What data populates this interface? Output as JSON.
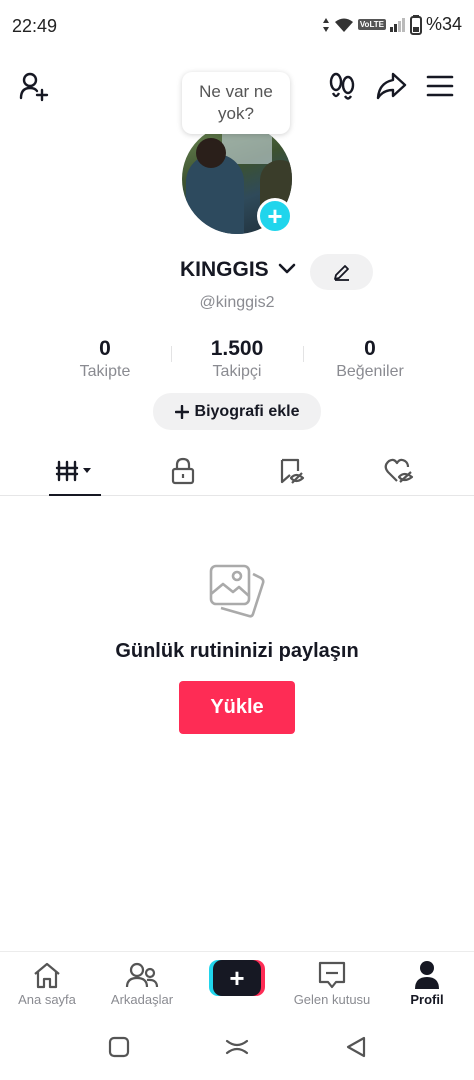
{
  "status_bar": {
    "time": "22:49",
    "network_badge": "VoLTE",
    "battery": "%34"
  },
  "top_bar": {
    "icons": [
      "add-friend-icon",
      "footprints-icon",
      "share-icon",
      "menu-icon"
    ]
  },
  "note_bubble": {
    "text": "Ne var ne yok?"
  },
  "profile": {
    "username": "KINGGIS",
    "handle": "@kinggis2",
    "stats": [
      {
        "value": "0",
        "label": "Takipte"
      },
      {
        "value": "1.500",
        "label": "Takipçi"
      },
      {
        "value": "0",
        "label": "Beğeniler"
      }
    ],
    "bio_button": "Biyografi ekle"
  },
  "tabs": [
    {
      "name": "videos",
      "icon": "grid-icon",
      "selected": true
    },
    {
      "name": "private",
      "icon": "lock-icon",
      "selected": false
    },
    {
      "name": "favorites",
      "icon": "bookmark-hidden-icon",
      "selected": false
    },
    {
      "name": "liked",
      "icon": "heart-hidden-icon",
      "selected": false
    }
  ],
  "empty_state": {
    "title": "Günlük rutininizi paylaşın",
    "button": "Yükle"
  },
  "bottom_nav": [
    {
      "label": "Ana sayfa",
      "icon": "home-icon"
    },
    {
      "label": "Arkadaşlar",
      "icon": "friends-icon"
    },
    {
      "label": "",
      "icon": "create-icon"
    },
    {
      "label": "Gelen kutusu",
      "icon": "inbox-icon"
    },
    {
      "label": "Profil",
      "icon": "profile-icon",
      "active": true
    }
  ],
  "colors": {
    "accent": "#fe2c55",
    "cyan": "#20d5ec",
    "text": "#161823",
    "muted": "#8a8b91"
  }
}
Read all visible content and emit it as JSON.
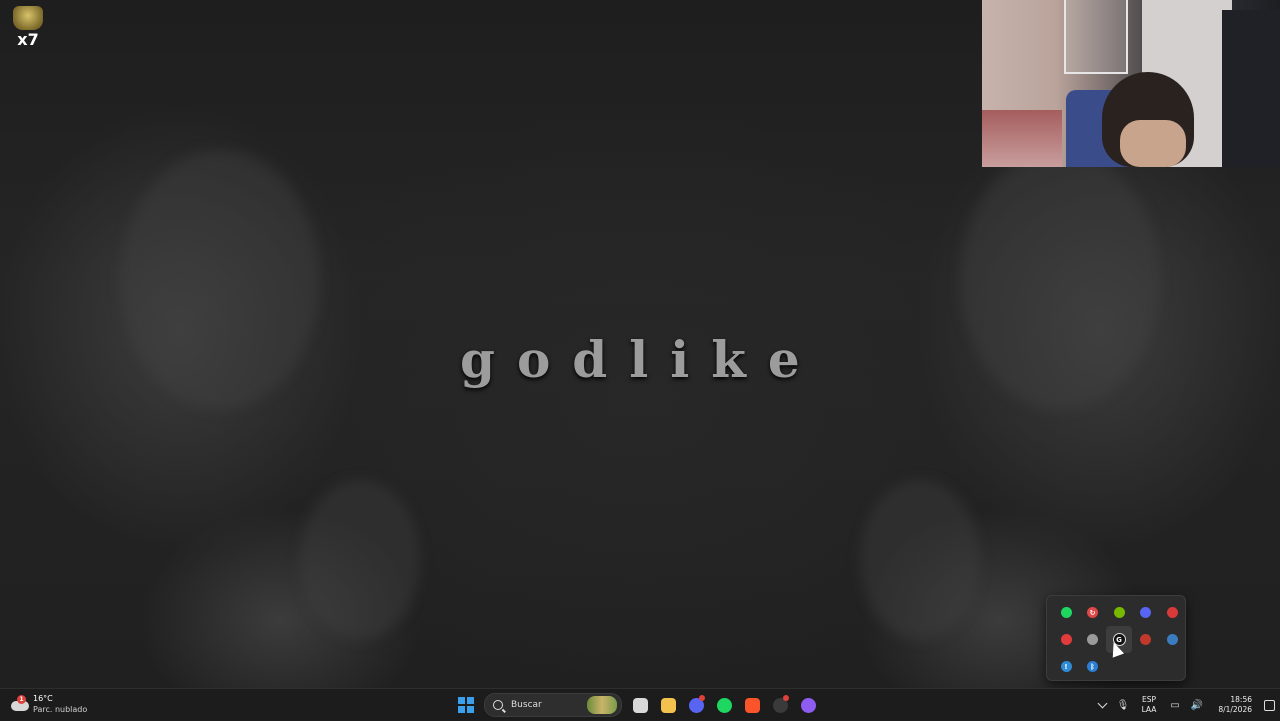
{
  "desktop": {
    "wallpaper_text": "godlike",
    "icon_label": "x7"
  },
  "tray_flyout": {
    "icons": [
      {
        "name": "spotify-icon",
        "color": "#1ed760",
        "glyph": ""
      },
      {
        "name": "sync-icon",
        "color": "#e04848",
        "glyph": "↻"
      },
      {
        "name": "nvidia-icon",
        "color": "#76b900",
        "glyph": ""
      },
      {
        "name": "discord-icon",
        "color": "#5865f2",
        "glyph": ""
      },
      {
        "name": "mic-icon",
        "color": "#d83a3a",
        "glyph": ""
      },
      {
        "name": "record-icon",
        "color": "#e23b3b",
        "glyph": ""
      },
      {
        "name": "globe-icon",
        "color": "#9a9a9a",
        "glyph": ""
      },
      {
        "name": "g-hub-icon",
        "color": "#111111",
        "glyph": "G"
      },
      {
        "name": "game-controller-icon",
        "color": "#c0392b",
        "glyph": ""
      },
      {
        "name": "steam-icon",
        "color": "#3b7bbf",
        "glyph": ""
      },
      {
        "name": "warning-app-icon",
        "color": "#2e8bd6",
        "glyph": "!"
      },
      {
        "name": "bluetooth-icon",
        "color": "#2a7fd4",
        "glyph": "ᛒ"
      }
    ]
  },
  "taskbar": {
    "weather": {
      "temp": "16°C",
      "condition": "Parc. nublado",
      "badge": "1"
    },
    "search": {
      "placeholder": "Buscar"
    },
    "apps": [
      {
        "name": "task-view-icon",
        "color": "#d8d8d8"
      },
      {
        "name": "file-explorer-icon",
        "color": "#f2c14e"
      },
      {
        "name": "discord-icon",
        "color": "#5865f2"
      },
      {
        "name": "spotify-icon",
        "color": "#1ed760"
      },
      {
        "name": "brave-icon",
        "color": "#fb542b"
      },
      {
        "name": "obs-icon",
        "color": "#3a3a3a"
      },
      {
        "name": "circle-app-icon",
        "color": "#8e5cf0"
      }
    ],
    "lang": {
      "line1": "ESP",
      "line2": "LAA"
    },
    "clock": {
      "time": "18:56",
      "date": "8/1/2026"
    }
  }
}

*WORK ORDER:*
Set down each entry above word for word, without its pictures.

*THE ANSWER:*
What data populates this interface? Output as JSON.
{
  "status_bar": {
    "time": "22:49",
    "network_badge": "VoLTE",
    "battery": "%34"
  },
  "top_bar": {
    "icons": [
      "add-friend-icon",
      "footprints-icon",
      "share-icon",
      "menu-icon"
    ]
  },
  "note_bubble": {
    "text": "Ne var ne yok?"
  },
  "profile": {
    "username": "KINGGIS",
    "handle": "@kinggis2",
    "stats": [
      {
        "value": "0",
        "label": "Takipte"
      },
      {
        "value": "1.500",
        "label": "Takipçi"
      },
      {
        "value": "0",
        "label": "Beğeniler"
      }
    ],
    "bio_button": "Biyografi ekle"
  },
  "tabs": [
    {
      "name": "videos",
      "icon": "grid-icon",
      "selected": true
    },
    {
      "name": "private",
      "icon": "lock-icon",
      "selected": false
    },
    {
      "name": "favorites",
      "icon": "bookmark-hidden-icon",
      "selected": false
    },
    {
      "name": "liked",
      "icon": "heart-hidden-icon",
      "selected": false
    }
  ],
  "empty_state": {
    "title": "Günlük rutininizi paylaşın",
    "button": "Yükle"
  },
  "bottom_nav": [
    {
      "label": "Ana sayfa",
      "icon": "home-icon"
    },
    {
      "label": "Arkadaşlar",
      "icon": "friends-icon"
    },
    {
      "label": "",
      "icon": "create-icon"
    },
    {
      "label": "Gelen kutusu",
      "icon": "inbox-icon"
    },
    {
      "label": "Profil",
      "icon": "profile-icon",
      "active": true
    }
  ],
  "colors": {
    "accent": "#fe2c55",
    "cyan": "#20d5ec",
    "text": "#161823",
    "muted": "#8a8b91"
  }
}
Read all visible content and emit it as JSON.
{
  "desktop": {
    "wallpaper_text": "godlike",
    "icon_label": "x7"
  },
  "tray_flyout": {
    "icons": [
      {
        "name": "spotify-icon",
        "color": "#1ed760",
        "glyph": ""
      },
      {
        "name": "sync-icon",
        "color": "#e04848",
        "glyph": "↻"
      },
      {
        "name": "nvidia-icon",
        "color": "#76b900",
        "glyph": ""
      },
      {
        "name": "discord-icon",
        "color": "#5865f2",
        "glyph": ""
      },
      {
        "name": "mic-icon",
        "color": "#d83a3a",
        "glyph": ""
      },
      {
        "name": "record-icon",
        "color": "#e23b3b",
        "glyph": ""
      },
      {
        "name": "globe-icon",
        "color": "#9a9a9a",
        "glyph": ""
      },
      {
        "name": "g-hub-icon",
        "color": "#111111",
        "glyph": "G"
      },
      {
        "name": "game-controller-icon",
        "color": "#c0392b",
        "glyph": ""
      },
      {
        "name": "steam-icon",
        "color": "#3b7bbf",
        "glyph": ""
      },
      {
        "name": "warning-app-icon",
        "color": "#2e8bd6",
        "glyph": "!"
      },
      {
        "name": "bluetooth-icon",
        "color": "#2a7fd4",
        "glyph": "ᛒ"
      }
    ]
  },
  "taskbar": {
    "weather": {
      "temp": "16°C",
      "condition": "Parc. nublado",
      "badge": "1"
    },
    "search": {
      "placeholder": "Buscar"
    },
    "apps": [
      {
        "name": "task-view-icon",
        "color": "#d8d8d8"
      },
      {
        "name": "file-explorer-icon",
        "color": "#f2c14e"
      },
      {
        "name": "discord-icon",
        "color": "#5865f2"
      },
      {
        "name": "spotify-icon",
        "color": "#1ed760"
      },
      {
        "name": "brave-icon",
        "color": "#fb542b"
      },
      {
        "name": "obs-icon",
        "color": "#3a3a3a"
      },
      {
        "name": "circle-app-icon",
        "color": "#8e5cf0"
      }
    ],
    "lang": {
      "line1": "ESP",
      "line2": "LAA"
    },
    "clock": {
      "time": "18:56",
      "date": "8/1/2026"
    }
  }
}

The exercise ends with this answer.